Publication - Consultation paper

A Scottish Government Consultation on the Draft Gender Representation on Public Boards (Scotland) Bill

Published: 5 Jan 2017

Seeking views on the practical application of the draft Gender Representation on Public Boards (Scotland) Bill provisions.

28 page PDF

1.2 MB

28 page PDF

1.2 MB

A Scottish Government Consultation on the Draft Gender Representation on Public Boards (Scotland) Bill
Summary of the Draft Bill

28 page PDF

1.2 MB

Summary of the Draft Bill


The purpose of the Gender Representation on Public Boards (Scotland) Bill is to redress gender imbalances on the boards of public bodies.

The Bill seeks to achieve this by setting a gender representation objective for the non-executive member component of public boards and requiring certain action to be taken in the appointing of non-executive members, towards the achievement of the objective.

Who is covered?

Only bodies that are "Scottish public authorities with mixed functions or no reserved functions" are covered by the Bill. The Bill does not therefore cover private companies or voluntary organisations. Schedule 1 lists those bodies it is proposed will be covered by the Bill, and includes certain colleges and higher education institutions.

Only non-executive members appointed to public boards (that is, members who are not also employees of the body in question) are covered by the Bill. Schedule 1 also specifies other members of the relevant public bodies who are excluded from the Bill's provisions (for example, because they are elected as opposed to appointed to the board).

Legislative Framework

The Bill has been made possible by the Scotland Act 2016 which transfers competence to the Scottish Parliament to legislate on equal opportunities as far as relating to the appointment of non-executive members to the boards of Scottish public authorities [6] . It does so by creating an exception to the equal opportunities reservation in the Scotland Act 1998.

However, the application of EU law, including a body of European Court of Justice case law, also has implications for how the Bill can be framed. A summary of the relevant EU legislative framework and its implications is set out at Annex A. The key principles in EU law which any Bill in this area must seek to take account of are:

  • Positive action measures can only be used to appoint on the grounds of gender where candidates are judged to be of equal merit, and;
  • These measures cannot give automatic and unconditional priority to female candidates over male candidates and vice versa.

The legal position is complex and no final decisions have yet been taken as to exactly what might be needed to ensure compliance with EU law.

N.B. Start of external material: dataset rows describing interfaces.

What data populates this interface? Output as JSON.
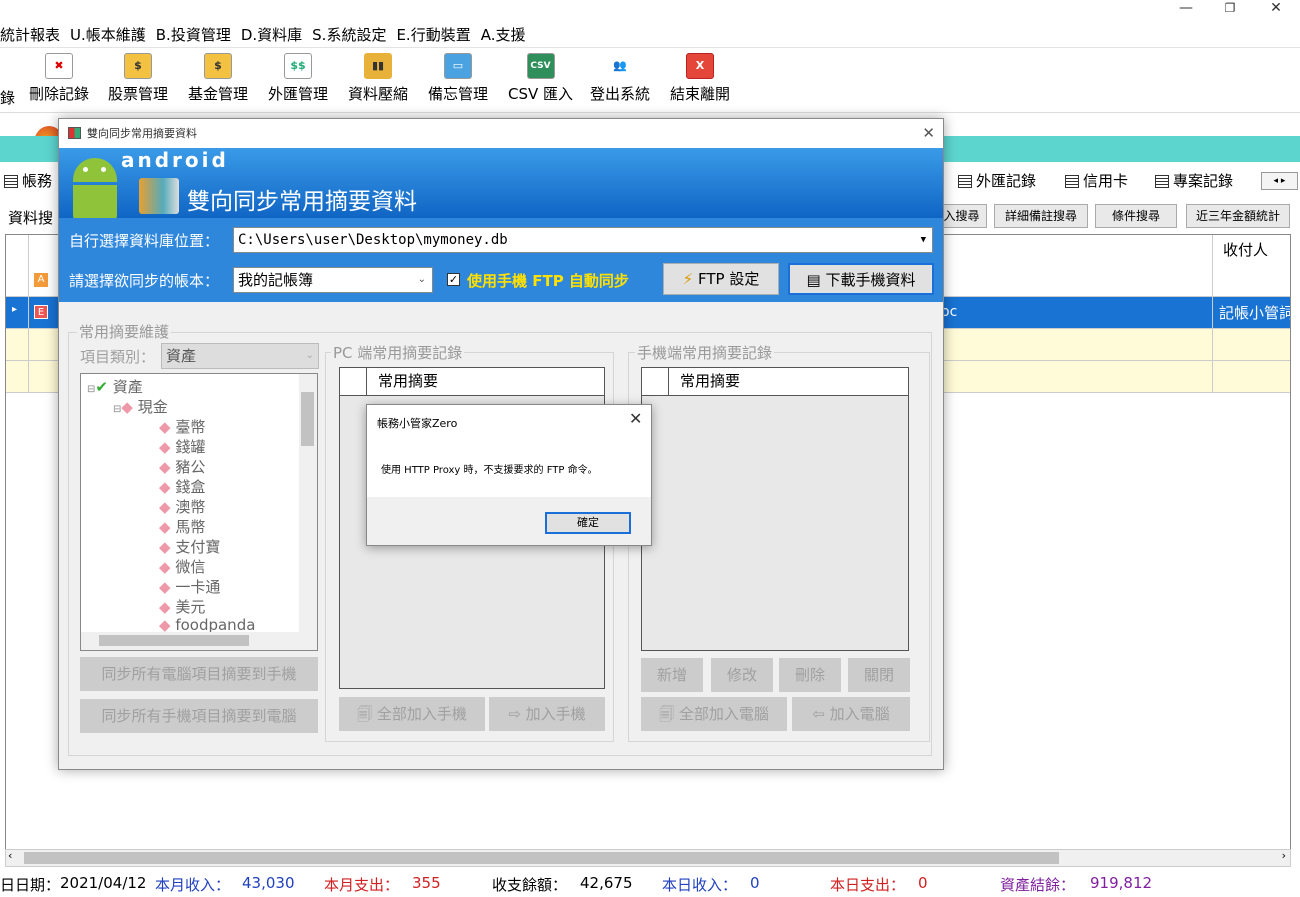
{
  "window": {
    "minimize": "—",
    "maximize": "❐",
    "close": "✕"
  },
  "menu": [
    "統計報表",
    "U.帳本維護",
    "B.投資管理",
    "D.資料庫",
    "S.系統設定",
    "E.行動裝置",
    "A.支援"
  ],
  "toolbar": [
    {
      "label": "錄",
      "icon": "partial-icon"
    },
    {
      "label": "刪除記錄",
      "icon": "delete-icon",
      "glyph": "✖"
    },
    {
      "label": "股票管理",
      "icon": "stock-icon",
      "glyph": "$"
    },
    {
      "label": "基金管理",
      "icon": "fund-icon",
      "glyph": "$"
    },
    {
      "label": "外匯管理",
      "icon": "forex-icon",
      "glyph": "$$"
    },
    {
      "label": "資料壓縮",
      "icon": "compress-icon",
      "glyph": "▮▮"
    },
    {
      "label": "備忘管理",
      "icon": "memo-icon",
      "glyph": "▭"
    },
    {
      "label": "CSV 匯入",
      "icon": "csv-icon",
      "glyph": "CSV"
    },
    {
      "label": "登出系統",
      "icon": "logout-icon",
      "glyph": "👥"
    },
    {
      "label": "結束離開",
      "icon": "exit-icon",
      "glyph": "X"
    }
  ],
  "tabs": {
    "left": "帳務",
    "t1": "外匯記錄",
    "t2": "信用卡",
    "t3": "專案記錄"
  },
  "search": {
    "label": "資料搜",
    "b1": "入搜尋",
    "b2": "詳細備註搜尋",
    "b3": "條件搜尋",
    "b4": "近三年金額統計"
  },
  "grid": {
    "col_payee": "收付人",
    "row_a": "A",
    "row_e": "E",
    "selected_frag": "oc",
    "selected_payee": "記帳小管詞"
  },
  "status": {
    "date_label": "日日期：",
    "date": "2021/04/12",
    "month_income_label": "本月收入：",
    "month_income": "43,030",
    "month_expense_label": "本月支出：",
    "month_expense": "355",
    "balance_label": "收支餘額：",
    "balance": "42,675",
    "day_income_label": "本日收入：",
    "day_income": "0",
    "day_expense_label": "本日支出：",
    "day_expense": "0",
    "assets_label": "資產結餘：",
    "assets": "919,812"
  },
  "dialog": {
    "title": "雙向同步常用摘要資料",
    "brand": "android",
    "heading": "雙向同步常用摘要資料",
    "db_label": "自行選擇資料庫位置：",
    "db_path": "C:\\Users\\user\\Desktop\\mymoney.db",
    "book_label": "請選擇欲同步的帳本：",
    "book_value": "我的記帳簿",
    "auto_sync": "使用手機 FTP 自動同步",
    "ftp_button": "FTP 設定",
    "download_button": "下載手機資料",
    "group_maint": "常用摘要維護",
    "category_label": "項目類別：",
    "category_value": "資產",
    "tree": [
      "資產",
      "現金",
      "臺幣",
      "錢罐",
      "豬公",
      "錢盒",
      "澳幣",
      "馬幣",
      "支付寶",
      "微信",
      "一卡通",
      "美元",
      "foodpanda"
    ],
    "sync_to_phone": "同步所有電腦項目摘要到手機",
    "sync_to_pc": "同步所有手機項目摘要到電腦",
    "group_pc": "PC 端常用摘要記錄",
    "group_phone": "手機端常用摘要記錄",
    "col_summary": "常用摘要",
    "add_all_phone": "全部加入手機",
    "add_phone": "加入手機",
    "btn_new": "新增",
    "btn_edit": "修改",
    "btn_delete": "刪除",
    "btn_close": "關閉",
    "add_all_pc": "全部加入電腦",
    "add_pc": "加入電腦"
  },
  "alert": {
    "title": "帳務小管家Zero",
    "message": "使用 HTTP Proxy 時，不支援要求的 FTP 命令。",
    "ok": "確定"
  }
}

In particular, no final decision has yet been taken on whether the Bill may apply to both gender equally.

The Gender Representation Objective

Section 1 of the Bill sets the 'Gender representation objective'.

The objective is that a public board has-

(a) 50% of non-executive members who are female or who identify as female, and

(b) 50% of non-executive members who are male or who identify as male.

Where a public board has an odd number of non-executive members, the requirement for 50% female and 50% male non-executive members applies as if the board had one fewer non-executive member.

Duty when appointing non-executive members - 'The Tie-Breaker Provision'

Sections 3 and 4 of the Bill describe the duty to take certain steps when appointing non-executive members. No action is required in relation to executive members.

Certain other members of boards are excluded by virtue of being elected to the board as opposed to appointed. Excluded positions are listed in schedule 1 alongside the relevant body.

The duty falls on the "appointing person". In the majority of appointments to public boards the "appointing person" is Scottish Ministers. However, other non-executive appointments are made, for example by the Lord President (for the Judicial Appointments Board for Scotland) and by the Scottish Parliamentary Corporate Body (for the Standards Commission for Scotland and the Scottish Commission for Human Rights).

Where there are two or more equally qualified candidates for an appointment, the appointing person must appoint a candidate of the under-represented sex unless there are exceptional circumstances which tip the balance in favour of another candidate.

This is the tie-breaker provision. It applies only where there are two or more equally qualified candidates.

Schedule 2 describes how the Bill should be applied in relation to certain listed authorities. These authorities are: the Judicial Appointments Board for Scotland; Regional Board for Glasgow Colleges; Regional Colleges, and the Scottish Criminal Cases Review Commission.

Encouraging Applications

Section 5 of the Bill places a duty on all appointing persons and listed public authorities to take steps, as appropriate, to encourage persons of the under-represented gender to apply to become a member of a public body.

In contrast to the tie-breaker provision which focusses on the decision made by appointing persons, section 5 focusses on the process which leads up to an individual appointment.